» **Exercise instructions**
Filter these entries down to lines holding "Problem".

-- Data to use follows --

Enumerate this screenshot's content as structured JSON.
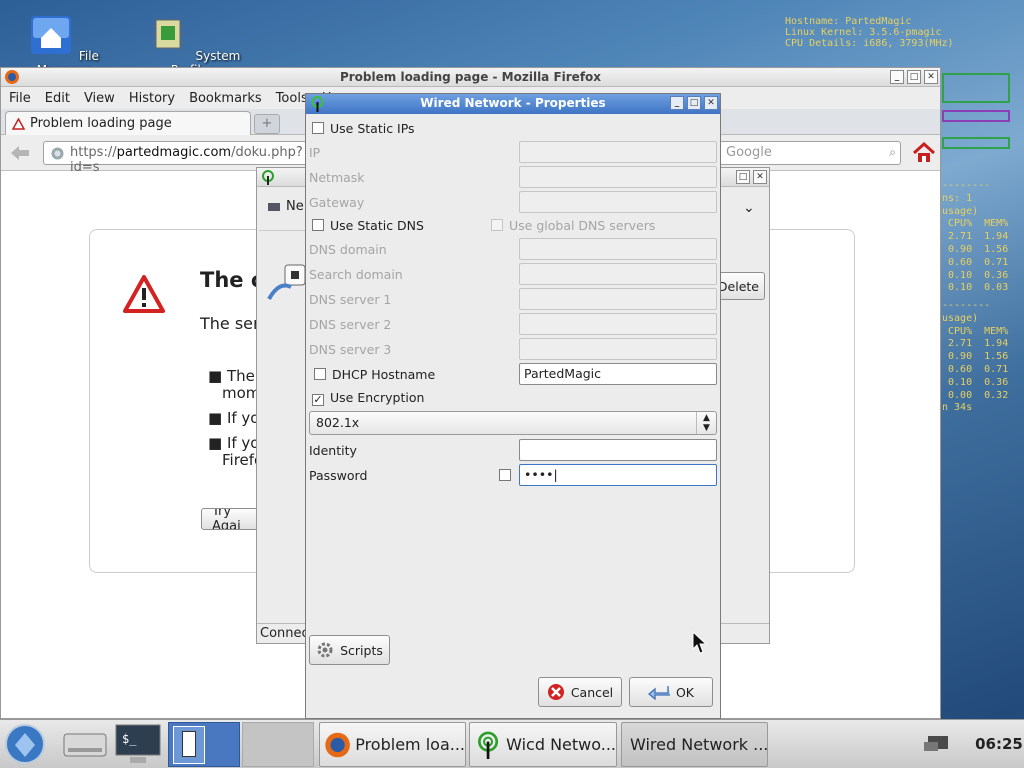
{
  "desktop": {
    "icons": [
      {
        "label": "File Manager"
      },
      {
        "label": "System Profiler"
      }
    ],
    "conky": {
      "hostname": "Hostname: PartedMagic",
      "kernel": "Linux Kernel: 3.5.6-pmagic",
      "cpu": "CPU Details: i686, 3793(MHz)",
      "lines_top": "--------\nns: 1\nusage)\n CPU%  MEM%\n 2.71  1.94\n 0.90  1.56\n 0.60  0.71\n 0.10  0.36\n 0.10  0.03",
      "lines_bottom": "--------\nusage)\n CPU%  MEM%\n 2.71  1.94\n 0.90  1.56\n 0.60  0.71\n 0.10  0.36\n 0.00  0.32\nn 34s"
    }
  },
  "firefox": {
    "title": "Problem loading page - Mozilla Firefox",
    "menu": [
      "File",
      "Edit",
      "View",
      "History",
      "Bookmarks",
      "Tools",
      "H"
    ],
    "tab_label": "Problem loading page",
    "url_prefix": "https://",
    "url_host": "partedmagic.com",
    "url_rest": "/doku.php?id=s",
    "search_placeholder": "Google",
    "error_title": "The co",
    "error_text": "The serv",
    "bullets": [
      "The s",
      "mom",
      "If you",
      "If you",
      "Firefo"
    ],
    "try_again": "Try Agai"
  },
  "wicd_window": {
    "network_label": "Ne",
    "delete_label": "Delete",
    "status": "Connec"
  },
  "dialog": {
    "title": "Wired Network - Properties",
    "use_static_ips": "Use Static IPs",
    "ip": "IP",
    "netmask": "Netmask",
    "gateway": "Gateway",
    "use_static_dns": "Use Static DNS",
    "use_global_dns": "Use global DNS servers",
    "dns_domain": "DNS domain",
    "search_domain": "Search domain",
    "dns1": "DNS server 1",
    "dns2": "DNS server 2",
    "dns3": "DNS server 3",
    "dhcp_hostname": "DHCP Hostname",
    "dhcp_value": "PartedMagic",
    "use_encryption": "Use Encryption",
    "encryption_type": "802.1x",
    "identity": "Identity",
    "identity_value": "",
    "password": "Password",
    "password_value": "••••",
    "scripts": "Scripts",
    "cancel": "Cancel",
    "ok": "OK"
  },
  "taskbar": {
    "tasks": [
      "Problem loa...",
      "Wicd Netwo...",
      "Wired Network ..."
    ],
    "clock": "06:25"
  },
  "colors": {
    "title_blue": "#3f75c5",
    "error_red": "#d42121",
    "conky_yellow": "#e8d060"
  }
}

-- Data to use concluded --

» **Task result**
    "title": "Problem loading page - Mozilla Firefox",
    "tab_label": "Problem loading page",
      "Problem loa...",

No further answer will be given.